What to work on: Below are some entries. Copy each line that holds the string "autocommit".
-- Input data follows --
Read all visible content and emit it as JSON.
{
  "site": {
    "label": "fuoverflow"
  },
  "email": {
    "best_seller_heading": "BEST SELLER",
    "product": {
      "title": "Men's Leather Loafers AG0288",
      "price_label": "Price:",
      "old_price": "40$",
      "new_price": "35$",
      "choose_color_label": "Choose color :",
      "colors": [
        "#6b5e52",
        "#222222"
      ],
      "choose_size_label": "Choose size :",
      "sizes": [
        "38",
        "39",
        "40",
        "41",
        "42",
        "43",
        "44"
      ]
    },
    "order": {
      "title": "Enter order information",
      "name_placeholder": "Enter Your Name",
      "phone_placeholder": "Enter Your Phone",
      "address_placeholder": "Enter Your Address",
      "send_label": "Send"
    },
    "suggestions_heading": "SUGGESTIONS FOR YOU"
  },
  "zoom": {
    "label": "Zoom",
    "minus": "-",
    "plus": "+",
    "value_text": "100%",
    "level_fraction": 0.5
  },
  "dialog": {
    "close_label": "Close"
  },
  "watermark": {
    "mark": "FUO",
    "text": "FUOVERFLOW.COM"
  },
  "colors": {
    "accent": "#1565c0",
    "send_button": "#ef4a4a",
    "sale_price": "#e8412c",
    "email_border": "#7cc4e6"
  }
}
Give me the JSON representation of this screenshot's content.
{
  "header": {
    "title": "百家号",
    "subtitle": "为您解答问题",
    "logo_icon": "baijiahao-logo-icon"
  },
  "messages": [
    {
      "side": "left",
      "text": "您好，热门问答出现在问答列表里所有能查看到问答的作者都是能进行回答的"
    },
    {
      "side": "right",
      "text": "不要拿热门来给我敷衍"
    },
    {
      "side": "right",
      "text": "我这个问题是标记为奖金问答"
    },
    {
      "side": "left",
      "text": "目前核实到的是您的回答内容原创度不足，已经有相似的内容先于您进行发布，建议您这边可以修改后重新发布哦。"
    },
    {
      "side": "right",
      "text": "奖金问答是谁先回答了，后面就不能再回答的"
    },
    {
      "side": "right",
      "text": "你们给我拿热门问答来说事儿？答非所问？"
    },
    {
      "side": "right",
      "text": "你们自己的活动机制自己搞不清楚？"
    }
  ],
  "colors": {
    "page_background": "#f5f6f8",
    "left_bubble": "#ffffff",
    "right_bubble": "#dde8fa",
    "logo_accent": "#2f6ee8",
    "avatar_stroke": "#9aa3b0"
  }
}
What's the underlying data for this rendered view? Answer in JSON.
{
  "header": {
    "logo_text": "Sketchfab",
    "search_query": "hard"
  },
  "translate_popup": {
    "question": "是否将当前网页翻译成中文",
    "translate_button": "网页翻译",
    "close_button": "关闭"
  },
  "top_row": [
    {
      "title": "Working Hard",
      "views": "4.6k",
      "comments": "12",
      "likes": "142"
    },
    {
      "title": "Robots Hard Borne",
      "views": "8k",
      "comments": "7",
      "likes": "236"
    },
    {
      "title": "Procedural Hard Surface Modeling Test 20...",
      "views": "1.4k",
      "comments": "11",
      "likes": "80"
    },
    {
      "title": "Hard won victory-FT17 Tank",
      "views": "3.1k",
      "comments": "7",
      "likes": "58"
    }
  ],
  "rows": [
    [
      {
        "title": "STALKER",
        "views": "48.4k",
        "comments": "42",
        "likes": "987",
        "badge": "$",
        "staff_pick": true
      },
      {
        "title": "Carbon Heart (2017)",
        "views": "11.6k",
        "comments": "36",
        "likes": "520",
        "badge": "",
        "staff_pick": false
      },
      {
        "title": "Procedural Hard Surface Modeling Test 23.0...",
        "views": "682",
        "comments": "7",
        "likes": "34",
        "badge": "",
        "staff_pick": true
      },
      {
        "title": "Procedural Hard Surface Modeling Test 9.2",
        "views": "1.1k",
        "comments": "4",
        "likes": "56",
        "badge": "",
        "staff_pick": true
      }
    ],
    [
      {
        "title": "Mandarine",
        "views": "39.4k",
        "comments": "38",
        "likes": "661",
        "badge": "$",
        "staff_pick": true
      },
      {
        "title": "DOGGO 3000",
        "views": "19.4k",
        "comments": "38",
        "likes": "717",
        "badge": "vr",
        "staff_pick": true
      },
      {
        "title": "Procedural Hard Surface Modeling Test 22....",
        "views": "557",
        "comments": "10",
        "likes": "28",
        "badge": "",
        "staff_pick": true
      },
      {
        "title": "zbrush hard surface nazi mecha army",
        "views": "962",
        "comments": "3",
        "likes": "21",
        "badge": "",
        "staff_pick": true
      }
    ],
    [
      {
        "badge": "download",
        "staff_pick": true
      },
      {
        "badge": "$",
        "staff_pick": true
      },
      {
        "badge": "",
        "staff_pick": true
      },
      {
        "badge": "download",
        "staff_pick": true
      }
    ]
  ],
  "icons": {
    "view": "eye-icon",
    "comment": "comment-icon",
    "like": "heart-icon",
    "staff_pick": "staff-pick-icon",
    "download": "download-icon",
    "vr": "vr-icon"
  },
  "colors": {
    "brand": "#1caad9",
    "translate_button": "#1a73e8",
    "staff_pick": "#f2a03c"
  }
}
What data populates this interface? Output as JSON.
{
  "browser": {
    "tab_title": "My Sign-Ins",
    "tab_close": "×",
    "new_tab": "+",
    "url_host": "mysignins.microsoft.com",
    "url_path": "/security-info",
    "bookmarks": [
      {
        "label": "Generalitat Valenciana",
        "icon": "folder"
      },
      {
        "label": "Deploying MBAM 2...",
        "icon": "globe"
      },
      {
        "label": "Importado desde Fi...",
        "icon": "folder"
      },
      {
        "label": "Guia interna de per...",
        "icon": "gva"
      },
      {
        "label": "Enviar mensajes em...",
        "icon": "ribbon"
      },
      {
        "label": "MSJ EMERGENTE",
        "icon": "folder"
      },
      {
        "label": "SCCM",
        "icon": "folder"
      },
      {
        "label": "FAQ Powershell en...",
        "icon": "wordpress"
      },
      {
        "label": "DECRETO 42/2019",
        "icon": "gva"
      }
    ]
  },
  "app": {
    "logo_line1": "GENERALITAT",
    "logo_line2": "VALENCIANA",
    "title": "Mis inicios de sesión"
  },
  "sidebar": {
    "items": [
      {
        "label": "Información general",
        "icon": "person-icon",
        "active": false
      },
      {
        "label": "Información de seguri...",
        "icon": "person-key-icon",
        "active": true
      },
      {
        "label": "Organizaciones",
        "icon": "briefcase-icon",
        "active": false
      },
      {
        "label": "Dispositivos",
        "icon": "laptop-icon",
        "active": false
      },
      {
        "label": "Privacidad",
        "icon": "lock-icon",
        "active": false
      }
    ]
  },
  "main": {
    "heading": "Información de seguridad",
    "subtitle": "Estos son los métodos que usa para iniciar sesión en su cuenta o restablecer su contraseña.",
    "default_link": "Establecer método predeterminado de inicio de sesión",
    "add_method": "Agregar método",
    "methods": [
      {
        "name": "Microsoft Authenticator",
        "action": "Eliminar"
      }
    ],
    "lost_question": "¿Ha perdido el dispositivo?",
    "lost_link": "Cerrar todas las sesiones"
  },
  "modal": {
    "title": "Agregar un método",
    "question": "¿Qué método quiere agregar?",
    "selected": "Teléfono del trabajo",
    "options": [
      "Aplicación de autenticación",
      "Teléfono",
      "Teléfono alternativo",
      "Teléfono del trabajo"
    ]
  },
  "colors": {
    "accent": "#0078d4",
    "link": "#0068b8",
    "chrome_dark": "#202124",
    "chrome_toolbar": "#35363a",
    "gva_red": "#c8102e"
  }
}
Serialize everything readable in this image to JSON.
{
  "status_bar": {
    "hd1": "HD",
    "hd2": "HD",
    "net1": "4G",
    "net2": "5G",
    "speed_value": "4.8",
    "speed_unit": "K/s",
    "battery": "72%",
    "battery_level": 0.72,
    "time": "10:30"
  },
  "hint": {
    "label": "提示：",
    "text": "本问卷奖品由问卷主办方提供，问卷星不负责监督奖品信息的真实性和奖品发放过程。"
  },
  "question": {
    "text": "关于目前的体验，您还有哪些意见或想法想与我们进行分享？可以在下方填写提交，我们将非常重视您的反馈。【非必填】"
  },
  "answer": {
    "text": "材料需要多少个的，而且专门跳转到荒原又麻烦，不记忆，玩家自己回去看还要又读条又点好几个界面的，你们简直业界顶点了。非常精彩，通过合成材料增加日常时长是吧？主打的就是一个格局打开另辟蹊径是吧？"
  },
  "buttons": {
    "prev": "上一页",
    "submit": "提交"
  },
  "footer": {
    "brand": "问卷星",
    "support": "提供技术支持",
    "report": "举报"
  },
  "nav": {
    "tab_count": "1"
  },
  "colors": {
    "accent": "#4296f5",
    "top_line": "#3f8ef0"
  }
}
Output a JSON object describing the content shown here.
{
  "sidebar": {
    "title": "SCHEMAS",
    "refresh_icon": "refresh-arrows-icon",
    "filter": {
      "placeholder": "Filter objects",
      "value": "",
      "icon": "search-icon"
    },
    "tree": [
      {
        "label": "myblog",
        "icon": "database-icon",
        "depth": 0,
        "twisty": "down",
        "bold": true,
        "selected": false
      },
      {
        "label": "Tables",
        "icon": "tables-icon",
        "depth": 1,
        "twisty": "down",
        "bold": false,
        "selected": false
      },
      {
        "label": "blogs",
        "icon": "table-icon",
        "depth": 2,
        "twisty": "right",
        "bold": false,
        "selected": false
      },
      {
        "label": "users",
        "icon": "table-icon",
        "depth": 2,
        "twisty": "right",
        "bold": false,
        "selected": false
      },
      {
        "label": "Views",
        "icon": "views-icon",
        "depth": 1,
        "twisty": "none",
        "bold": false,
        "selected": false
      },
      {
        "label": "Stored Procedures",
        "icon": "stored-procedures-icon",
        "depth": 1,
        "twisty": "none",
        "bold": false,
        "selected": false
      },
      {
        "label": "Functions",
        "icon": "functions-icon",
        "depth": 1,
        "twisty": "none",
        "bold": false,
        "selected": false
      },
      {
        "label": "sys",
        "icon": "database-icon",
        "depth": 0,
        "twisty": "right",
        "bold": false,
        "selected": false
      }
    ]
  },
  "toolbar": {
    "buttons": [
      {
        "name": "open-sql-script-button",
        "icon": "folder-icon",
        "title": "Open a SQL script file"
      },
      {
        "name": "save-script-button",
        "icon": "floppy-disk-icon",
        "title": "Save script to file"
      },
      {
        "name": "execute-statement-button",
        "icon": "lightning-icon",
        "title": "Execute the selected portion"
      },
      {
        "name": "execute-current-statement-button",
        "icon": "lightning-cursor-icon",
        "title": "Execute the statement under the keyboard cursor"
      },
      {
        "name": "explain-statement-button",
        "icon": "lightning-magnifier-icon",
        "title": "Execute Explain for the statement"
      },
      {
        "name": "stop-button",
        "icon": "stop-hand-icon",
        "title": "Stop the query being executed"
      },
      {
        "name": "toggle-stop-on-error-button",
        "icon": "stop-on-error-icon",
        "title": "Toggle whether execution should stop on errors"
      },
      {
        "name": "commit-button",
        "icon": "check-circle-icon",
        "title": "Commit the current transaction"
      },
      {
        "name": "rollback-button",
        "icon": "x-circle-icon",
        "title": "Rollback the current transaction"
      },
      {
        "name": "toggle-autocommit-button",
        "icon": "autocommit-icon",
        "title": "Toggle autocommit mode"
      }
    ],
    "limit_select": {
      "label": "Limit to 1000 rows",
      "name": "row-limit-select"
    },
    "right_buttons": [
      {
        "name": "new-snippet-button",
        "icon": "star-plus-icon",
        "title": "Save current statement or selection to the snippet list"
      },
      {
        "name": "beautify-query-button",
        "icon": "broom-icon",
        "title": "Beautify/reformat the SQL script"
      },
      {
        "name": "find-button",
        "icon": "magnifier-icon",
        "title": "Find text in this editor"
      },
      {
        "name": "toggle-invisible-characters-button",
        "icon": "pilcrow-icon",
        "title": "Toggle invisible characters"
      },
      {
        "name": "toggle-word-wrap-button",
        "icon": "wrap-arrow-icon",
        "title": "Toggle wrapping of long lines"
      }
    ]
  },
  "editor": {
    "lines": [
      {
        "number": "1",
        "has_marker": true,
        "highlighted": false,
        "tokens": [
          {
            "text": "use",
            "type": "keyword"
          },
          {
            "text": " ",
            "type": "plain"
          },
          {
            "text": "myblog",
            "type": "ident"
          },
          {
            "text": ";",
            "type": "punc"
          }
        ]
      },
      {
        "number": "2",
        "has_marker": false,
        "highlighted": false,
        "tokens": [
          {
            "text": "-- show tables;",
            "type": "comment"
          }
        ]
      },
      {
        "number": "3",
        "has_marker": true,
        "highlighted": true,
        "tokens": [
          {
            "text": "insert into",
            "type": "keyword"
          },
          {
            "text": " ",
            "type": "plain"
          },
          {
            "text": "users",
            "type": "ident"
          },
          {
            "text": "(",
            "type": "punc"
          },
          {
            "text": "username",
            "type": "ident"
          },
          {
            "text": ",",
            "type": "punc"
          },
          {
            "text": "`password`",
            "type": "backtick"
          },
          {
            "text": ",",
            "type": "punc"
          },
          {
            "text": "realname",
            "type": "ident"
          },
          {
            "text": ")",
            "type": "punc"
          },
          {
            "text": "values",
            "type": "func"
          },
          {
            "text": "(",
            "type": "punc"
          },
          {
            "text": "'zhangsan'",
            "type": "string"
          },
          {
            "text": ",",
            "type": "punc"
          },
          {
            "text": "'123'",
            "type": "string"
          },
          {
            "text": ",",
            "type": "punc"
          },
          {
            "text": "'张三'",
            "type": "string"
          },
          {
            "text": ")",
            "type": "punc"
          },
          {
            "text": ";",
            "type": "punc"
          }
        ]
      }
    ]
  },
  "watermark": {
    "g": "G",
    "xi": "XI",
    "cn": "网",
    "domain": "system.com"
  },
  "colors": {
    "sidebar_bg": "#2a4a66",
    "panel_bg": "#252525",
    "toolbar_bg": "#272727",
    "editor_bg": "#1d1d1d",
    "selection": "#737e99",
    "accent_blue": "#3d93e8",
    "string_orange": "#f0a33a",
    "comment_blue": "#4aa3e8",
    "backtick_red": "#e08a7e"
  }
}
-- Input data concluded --
Exercise solution:
        "name": "toggle-autocommit-button",
        "icon": "autocommit-icon",
        "title": "Toggle autocommit mode"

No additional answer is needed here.